These chess tips are more about understanding the game of chess and developing a firm position than about finding the best move. A good rule of thumb is to move your chess pieces to control the center of the chess board. This rule branches off into two parts: Control the center and Develop your piece.

It is pretty well known that it is important to control the center of the chess board, but not many people know why it is so important. The explanation to the importance of controlling the center area of the chess board is that this best allows you to move your trivial pieces while at the same time taking that very ability away from your opponent's pieces.
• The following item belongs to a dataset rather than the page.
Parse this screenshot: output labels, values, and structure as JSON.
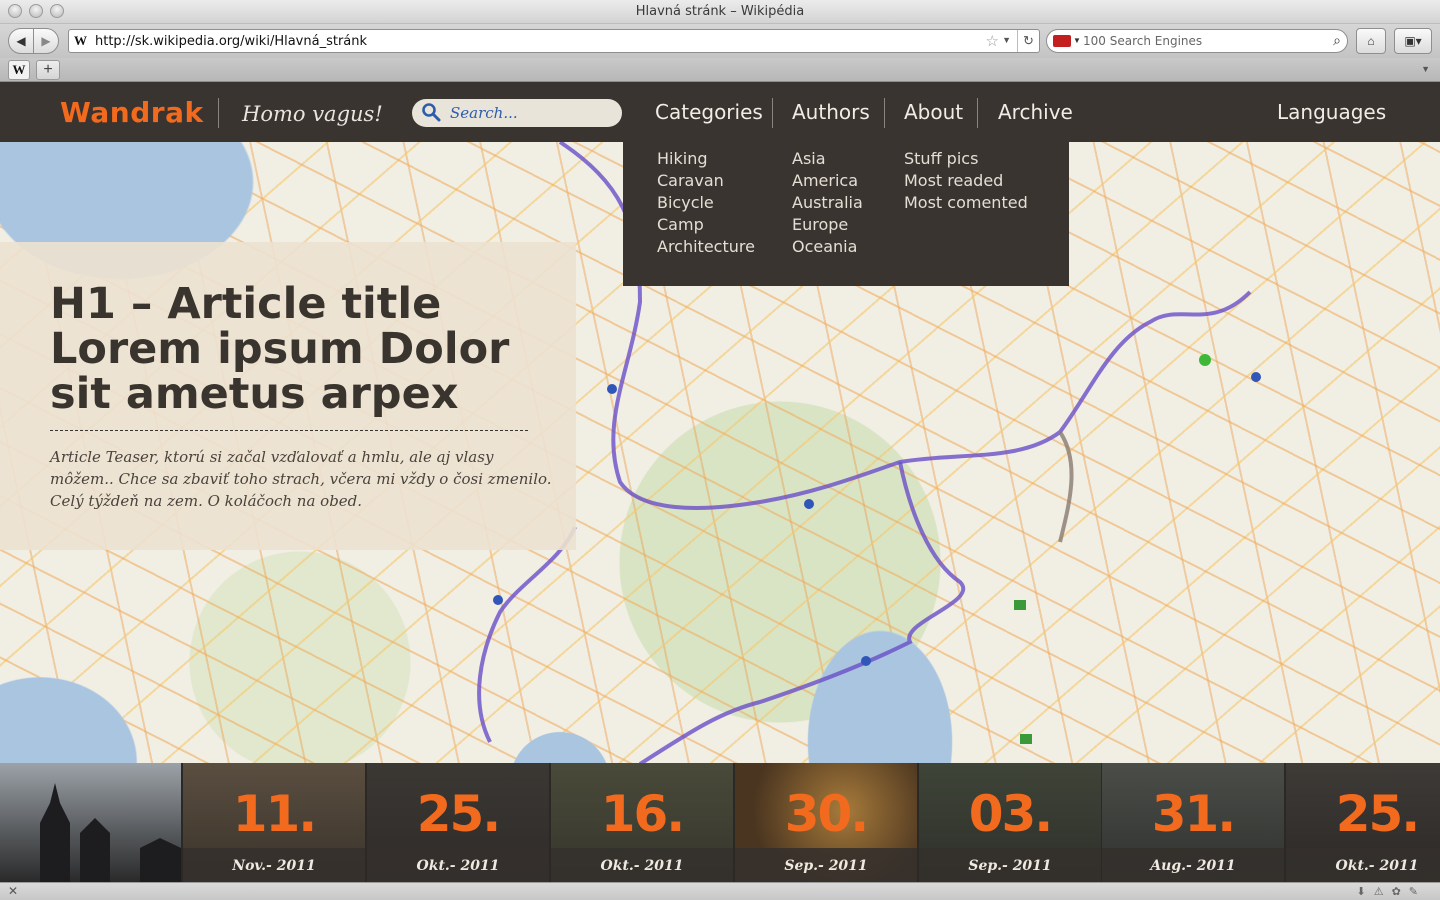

It is all about who controls mobility of your chess pieces and your opponent's pieces. The foundation of the center control of the chess board should be the bishop and the knight. The bishop and the knight make perfect pieces for control of the center because they have control over the most squares, which means your opponent has fewer squares to move to.

Developing your piece is important for the simple reason that pawns are not as valuable pieces because they can only move forward in one direction. This is why it isn't good to have a lot of pawn moves. They are vulnerable chess pieces because they are unable to retreat and have very poor mobility, and they are very limited when trying to adapt to an opponent's moves.

When you make a pawn move, the position of your piece is concrete and your only defense for it can be with minor pieces. Also, when you develop your chess pieces, you end up controlling more squares, thereby increasing your own mobility while decreasing your opponent's.

Another important move to understand and use is castling. When castling, a king and rook can move simultaneously, but only under the following conditions:

  • The king that will make the castling move has not yet moved.
  • The rook that will make the castling move has not yet moved.
  • The king is not in check.
  • The king cannot move over a square that is attacked by an opponent's piece during the castling move.
  • All squares between the rook and king before the castling move are empty.
  • The King and rook must occupy the same row.
In short, when castling, the king moves two squares towards the rook, and the rook moves over the king to the next square.

Castling in chess is a very good strategic move and although this is widely known, few know the reason for it. There are two reasons behind why you would want to castle your chess pieces. The first is that when you castle, you are engaging your rook into play and second is that you are placing your king into a safe position on the chess board. When you have both your bishop and your knight still on the back rank, which means you haven't castled, then your rooks are not engaged in play and have a limited mobility.

These are just 3 simple guide lines to follow that can help you greatly improve your chess game.